The Klondike Gold Rush at Heritage Park
By Luke Putvin | January 12, 2020
“When I want to describe it easily, I tell people to think of it like a Ken Burns documentary with a live character stepping out of that journey,” said Rachael McClinton, performer and Artistic Director of Living Voices in Seattle. Living Voices is an educational, multimedia performance group that travels nationwide to bring historical stories to audiences.
On Saturday, January 11, McClinton assumed the role of a fictional woman who sought riches in the form of gold during the time of the Klondike Gold Rush. She travels to Seattle by train and to Canada from there. The story follows her trials and tribulations as her new husband leaves her in Canada and she is forced to strike big herself.
On her journey, she met actual historical figures, and before and after the performance, McClinton taught the audience about the era. A lot of the riches of the Klondike Gold Rush were invested into Seattle, so this era directly contributed toward the booming metropolitan city today. She also mentions the story of one Swedish immigrant who went to get rich, came back with 13,000 dollars in gold and started a shoe shop in 1901 located in Pioneer Square. That man was John W. Nordstrom, founder of Nordstrom.
Living Voices combines archival footage with a live performance. “We really like collaborating with local historical groups and bringing stories to life with film and theatre,” McClinton said. She mentioned other performances the group does where it collaborates with places like the Nordic Museum in Seattle. For this performance, Living Voices collaborated with Klondike Gold Rush National Historical Park.
“I love performing, that’s my background, but I have a passion for teaching,” McClinton said. “These programs allow a performance but also an exploration of the history and the themes in a discussion, so there are two hats I get to wear: not just an actor, but a facilitator for history.”

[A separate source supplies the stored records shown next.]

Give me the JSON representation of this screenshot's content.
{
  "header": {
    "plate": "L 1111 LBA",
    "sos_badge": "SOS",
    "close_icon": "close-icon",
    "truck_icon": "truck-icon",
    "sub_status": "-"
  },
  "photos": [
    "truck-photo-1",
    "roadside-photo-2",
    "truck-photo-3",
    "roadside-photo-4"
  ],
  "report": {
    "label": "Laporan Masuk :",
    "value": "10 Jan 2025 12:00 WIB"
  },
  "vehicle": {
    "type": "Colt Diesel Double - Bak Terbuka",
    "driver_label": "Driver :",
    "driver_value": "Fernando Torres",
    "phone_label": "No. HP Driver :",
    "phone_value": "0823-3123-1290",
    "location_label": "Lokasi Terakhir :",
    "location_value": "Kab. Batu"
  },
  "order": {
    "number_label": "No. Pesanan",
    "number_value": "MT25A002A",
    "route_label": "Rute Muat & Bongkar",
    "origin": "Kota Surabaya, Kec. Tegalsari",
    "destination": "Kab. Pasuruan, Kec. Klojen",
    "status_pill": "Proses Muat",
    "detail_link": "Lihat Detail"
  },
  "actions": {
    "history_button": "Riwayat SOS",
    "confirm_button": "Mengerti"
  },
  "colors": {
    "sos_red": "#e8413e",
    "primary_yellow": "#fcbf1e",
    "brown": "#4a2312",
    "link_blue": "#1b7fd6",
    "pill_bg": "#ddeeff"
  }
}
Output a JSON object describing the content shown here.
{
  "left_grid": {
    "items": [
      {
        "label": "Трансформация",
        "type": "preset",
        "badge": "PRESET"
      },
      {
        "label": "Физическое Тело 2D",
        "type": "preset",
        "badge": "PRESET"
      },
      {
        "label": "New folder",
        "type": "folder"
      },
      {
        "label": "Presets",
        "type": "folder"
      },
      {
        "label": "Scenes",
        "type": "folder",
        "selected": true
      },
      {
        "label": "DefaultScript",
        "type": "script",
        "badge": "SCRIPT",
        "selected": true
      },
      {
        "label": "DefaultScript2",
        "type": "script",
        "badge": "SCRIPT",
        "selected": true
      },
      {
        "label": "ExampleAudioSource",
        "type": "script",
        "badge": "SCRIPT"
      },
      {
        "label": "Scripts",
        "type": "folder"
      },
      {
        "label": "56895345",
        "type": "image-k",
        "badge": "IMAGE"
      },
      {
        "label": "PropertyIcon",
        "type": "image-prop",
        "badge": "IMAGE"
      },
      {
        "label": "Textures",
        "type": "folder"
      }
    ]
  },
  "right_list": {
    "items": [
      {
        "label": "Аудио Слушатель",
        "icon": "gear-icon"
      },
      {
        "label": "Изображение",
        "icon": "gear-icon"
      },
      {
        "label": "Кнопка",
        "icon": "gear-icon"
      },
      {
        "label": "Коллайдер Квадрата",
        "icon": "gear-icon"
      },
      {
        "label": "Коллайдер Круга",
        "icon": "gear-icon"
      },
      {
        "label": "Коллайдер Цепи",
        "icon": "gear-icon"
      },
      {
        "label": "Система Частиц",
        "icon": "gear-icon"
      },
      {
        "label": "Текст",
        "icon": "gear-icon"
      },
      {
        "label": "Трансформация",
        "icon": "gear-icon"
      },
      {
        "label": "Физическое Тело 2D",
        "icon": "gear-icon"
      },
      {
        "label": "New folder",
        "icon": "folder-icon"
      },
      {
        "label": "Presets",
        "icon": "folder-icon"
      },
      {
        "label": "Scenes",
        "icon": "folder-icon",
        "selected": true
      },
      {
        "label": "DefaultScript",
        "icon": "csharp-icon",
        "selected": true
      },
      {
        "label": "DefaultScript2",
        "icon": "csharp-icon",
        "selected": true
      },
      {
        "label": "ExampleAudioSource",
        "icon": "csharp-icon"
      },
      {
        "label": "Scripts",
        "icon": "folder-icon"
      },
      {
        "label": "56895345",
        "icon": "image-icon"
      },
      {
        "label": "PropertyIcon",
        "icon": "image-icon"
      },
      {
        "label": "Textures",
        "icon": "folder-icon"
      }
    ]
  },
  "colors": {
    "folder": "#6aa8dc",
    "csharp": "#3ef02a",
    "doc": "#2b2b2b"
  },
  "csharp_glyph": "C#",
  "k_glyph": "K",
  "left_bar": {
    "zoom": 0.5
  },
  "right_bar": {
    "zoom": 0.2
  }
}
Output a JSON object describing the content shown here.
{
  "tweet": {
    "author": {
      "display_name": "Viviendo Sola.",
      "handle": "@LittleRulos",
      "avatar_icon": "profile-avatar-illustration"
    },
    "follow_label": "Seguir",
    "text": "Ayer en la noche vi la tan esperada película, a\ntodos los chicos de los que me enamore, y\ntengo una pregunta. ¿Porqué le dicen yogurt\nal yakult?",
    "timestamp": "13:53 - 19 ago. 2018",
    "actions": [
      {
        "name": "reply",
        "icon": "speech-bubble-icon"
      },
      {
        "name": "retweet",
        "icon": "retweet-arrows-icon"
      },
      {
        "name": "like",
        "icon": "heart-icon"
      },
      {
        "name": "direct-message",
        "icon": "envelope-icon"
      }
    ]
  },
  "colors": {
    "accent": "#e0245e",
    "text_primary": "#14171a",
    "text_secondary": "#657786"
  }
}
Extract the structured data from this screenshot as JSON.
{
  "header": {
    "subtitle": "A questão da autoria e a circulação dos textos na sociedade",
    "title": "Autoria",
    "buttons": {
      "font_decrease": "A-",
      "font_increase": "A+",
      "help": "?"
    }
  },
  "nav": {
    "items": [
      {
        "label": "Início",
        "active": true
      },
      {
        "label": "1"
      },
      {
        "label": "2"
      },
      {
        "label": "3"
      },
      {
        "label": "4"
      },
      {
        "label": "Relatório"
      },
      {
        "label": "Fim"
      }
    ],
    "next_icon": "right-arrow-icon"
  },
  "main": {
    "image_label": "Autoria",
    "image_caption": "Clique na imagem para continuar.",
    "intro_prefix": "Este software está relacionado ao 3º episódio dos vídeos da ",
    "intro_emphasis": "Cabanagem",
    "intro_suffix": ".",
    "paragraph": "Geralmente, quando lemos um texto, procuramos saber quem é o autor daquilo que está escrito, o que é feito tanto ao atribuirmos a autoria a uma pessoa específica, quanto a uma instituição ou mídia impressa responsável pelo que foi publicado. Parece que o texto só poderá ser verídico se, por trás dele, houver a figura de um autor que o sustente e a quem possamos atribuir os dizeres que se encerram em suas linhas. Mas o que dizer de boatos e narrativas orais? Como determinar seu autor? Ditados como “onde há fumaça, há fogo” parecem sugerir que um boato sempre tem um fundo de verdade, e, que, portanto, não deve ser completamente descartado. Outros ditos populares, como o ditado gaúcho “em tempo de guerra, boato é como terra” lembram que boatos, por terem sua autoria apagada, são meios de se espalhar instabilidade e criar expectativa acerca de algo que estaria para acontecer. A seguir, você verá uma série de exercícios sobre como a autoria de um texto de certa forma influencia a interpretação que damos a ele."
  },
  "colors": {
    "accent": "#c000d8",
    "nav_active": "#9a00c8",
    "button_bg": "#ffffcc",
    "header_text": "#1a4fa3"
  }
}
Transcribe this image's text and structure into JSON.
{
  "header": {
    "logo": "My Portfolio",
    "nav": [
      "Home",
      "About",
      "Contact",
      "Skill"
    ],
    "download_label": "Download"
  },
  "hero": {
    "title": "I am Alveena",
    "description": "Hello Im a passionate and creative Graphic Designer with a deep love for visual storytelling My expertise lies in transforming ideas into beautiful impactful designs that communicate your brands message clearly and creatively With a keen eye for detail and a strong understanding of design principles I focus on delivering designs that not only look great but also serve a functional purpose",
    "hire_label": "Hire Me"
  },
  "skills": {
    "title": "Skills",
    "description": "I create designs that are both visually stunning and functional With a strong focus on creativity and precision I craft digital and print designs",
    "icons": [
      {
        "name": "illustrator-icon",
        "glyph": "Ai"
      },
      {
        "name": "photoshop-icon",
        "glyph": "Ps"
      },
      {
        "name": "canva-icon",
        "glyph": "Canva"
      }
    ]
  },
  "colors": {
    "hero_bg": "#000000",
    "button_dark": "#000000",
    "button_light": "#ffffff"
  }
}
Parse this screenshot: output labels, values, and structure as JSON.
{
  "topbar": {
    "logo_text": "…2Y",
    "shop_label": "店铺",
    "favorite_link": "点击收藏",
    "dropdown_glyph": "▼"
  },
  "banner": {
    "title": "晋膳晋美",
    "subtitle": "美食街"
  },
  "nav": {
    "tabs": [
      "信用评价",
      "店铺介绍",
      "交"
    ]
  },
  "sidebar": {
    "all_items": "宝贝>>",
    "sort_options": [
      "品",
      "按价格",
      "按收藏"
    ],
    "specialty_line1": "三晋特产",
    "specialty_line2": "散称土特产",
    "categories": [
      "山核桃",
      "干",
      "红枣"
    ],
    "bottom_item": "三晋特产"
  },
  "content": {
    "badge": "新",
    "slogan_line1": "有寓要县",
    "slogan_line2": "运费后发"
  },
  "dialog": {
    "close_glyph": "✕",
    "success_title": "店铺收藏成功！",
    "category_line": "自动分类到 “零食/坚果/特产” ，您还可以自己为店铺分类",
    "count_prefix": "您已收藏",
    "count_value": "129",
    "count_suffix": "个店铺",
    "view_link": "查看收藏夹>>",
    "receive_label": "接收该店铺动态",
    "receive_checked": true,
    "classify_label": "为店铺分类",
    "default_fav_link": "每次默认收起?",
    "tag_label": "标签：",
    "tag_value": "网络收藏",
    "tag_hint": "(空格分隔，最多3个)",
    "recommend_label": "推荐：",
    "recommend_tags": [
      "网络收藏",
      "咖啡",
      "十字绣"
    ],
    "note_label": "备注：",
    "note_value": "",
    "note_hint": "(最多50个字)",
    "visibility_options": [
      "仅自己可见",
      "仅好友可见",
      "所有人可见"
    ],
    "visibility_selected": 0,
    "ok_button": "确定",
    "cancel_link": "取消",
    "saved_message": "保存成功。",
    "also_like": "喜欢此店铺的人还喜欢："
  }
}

For more information about Living Voices, visit their website at LivingVoices.org. Additionally, later this year, there will be more performances by Living Voices at Heritage Park. April 4, 2020 will be a performance called “Hear my Voice” regarding the Suffrage Movement. On May 9, 2020, the performance called “Within the Silence” will address Roosevelt’s Executive Order 9066 in 1942 which authorized the internment of tens of thousands of American citizens of Japanese ancestry. To keep up with events from the Lynnwood-Alderwood Manor Heritage Association and Museum, visit its website at www.alderwood.org.